We have two groups of people proposing two separate programs for protecting ourselves from the next natural disaster.

One group advocates violently interfering with the lives of our neighbors in order to enforce a uniform religious code, and a uniform scientific ignorance, on everybody. Somehow, this is supposed to please a God who will then protect us and make sure that plagues and pandemics do not strike us.

Intelligent Design can be understood as telling us to give up on predicting Bird Flu at the start, because, at any moment, a designer will introduce the perfect design into this disease, and we will not be able to explain or predict it.

Another group advocates using the scientific method to understand how the natural forces moving around us actually work. With that knowledge, we come up with theories that allow us to explain and predict those forces. We then use that power to immunize ourselves against disease, prepare for potential outbreaks, and to respond quickly and efficiently when they do occur.

Of these two, I am willing to assert with confidence that the second option has significantly more promise of saving significantly more lives than the first. However, the second option requires being honest with ourselves and with each other about what the scientists are telling us about the facts of living organism.

Intelligent design can tell us nothing that will allow us to predict or explain the world around us. The ‘intelligent designer’ that they speak of can do whatever it wants, and is entirely outside of our ability to explain or predict. The theory is of no use. It only stands in the way of theories that we can use to prevent real death and suffering.

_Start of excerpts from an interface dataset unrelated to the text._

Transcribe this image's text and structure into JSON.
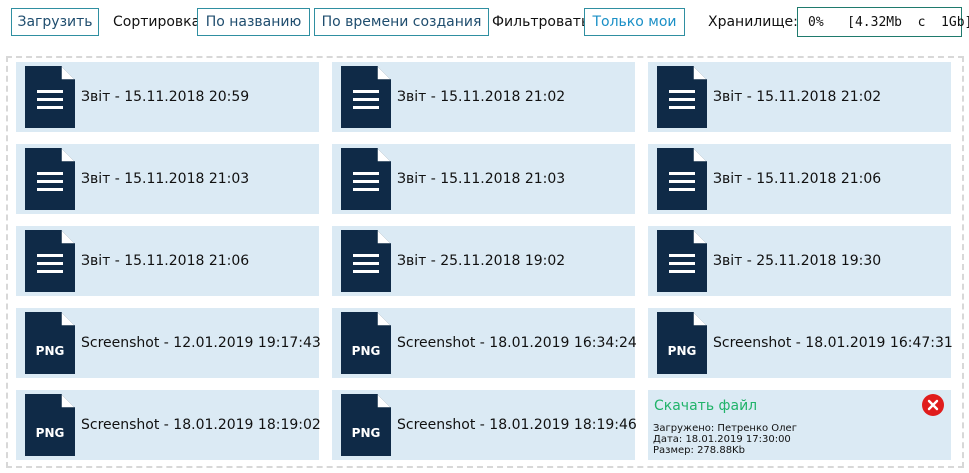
{
  "toolbar": {
    "upload_label": "Загрузить",
    "sort_label": "Сортировка:",
    "sort_by_name": "По названию",
    "sort_by_created": "По времени создания",
    "filter_label": "Фильтровать:",
    "filter_mine": "Только мои",
    "storage_label": "Хранилище:",
    "storage_value": "0%   [4.32Mb  с  1Gb]"
  },
  "files": [
    {
      "name": "Звіт - 15.11.2018 20:59",
      "icon": "document-icon"
    },
    {
      "name": "Звіт - 15.11.2018 21:02",
      "icon": "document-icon"
    },
    {
      "name": "Звіт - 15.11.2018 21:02",
      "icon": "document-icon"
    },
    {
      "name": "Звіт - 15.11.2018 21:03",
      "icon": "document-icon"
    },
    {
      "name": "Звіт - 15.11.2018 21:03",
      "icon": "document-icon"
    },
    {
      "name": "Звіт - 15.11.2018 21:06",
      "icon": "document-icon"
    },
    {
      "name": "Звіт - 15.11.2018 21:06",
      "icon": "document-icon"
    },
    {
      "name": "Звіт - 25.11.2018 19:02",
      "icon": "document-icon"
    },
    {
      "name": "Звіт - 25.11.2018 19:30",
      "icon": "document-icon"
    },
    {
      "name": "Screenshot - 12.01.2019 19:17:43",
      "icon": "png-file-icon",
      "badge": "PNG"
    },
    {
      "name": "Screenshot - 18.01.2019 16:34:24",
      "icon": "png-file-icon",
      "badge": "PNG"
    },
    {
      "name": "Screenshot - 18.01.2019 16:47:31",
      "icon": "png-file-icon",
      "badge": "PNG"
    },
    {
      "name": "Screenshot - 18.01.2019 18:19:02",
      "icon": "png-file-icon",
      "badge": "PNG"
    },
    {
      "name": "Screenshot - 18.01.2019 18:19:46",
      "icon": "png-file-icon",
      "badge": "PNG"
    }
  ],
  "selected_file": {
    "download_label": "Скачать файл",
    "uploaded_by": "Загружено: Петренко Олег",
    "date": "Дата: 18.01.2019 17:30:00",
    "size": "Размер: 278.88Kb",
    "close_icon": "close-icon"
  },
  "colors": {
    "accent": "#2f8fa1",
    "tile_bg": "#dbeaf4",
    "icon_dark": "#0f2a47",
    "download_green": "#21b36a",
    "close_red": "#e01c1c"
  }
}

What scientists are telling us is that the best theories for predicting and explaining what will happen in nature are theories derived from or dependent on evolution and genetics. Promoting ignorance of and hostility toward the best life-saving tools we have available, by definition, puts lives at risk that could otherwise be saved.

Promoting such a risk is not something that a person of good moral character would want to do.

1 comment:

Anonymous said...

Agreed. Bird flu is not intelligent design. Here's the words translated to images.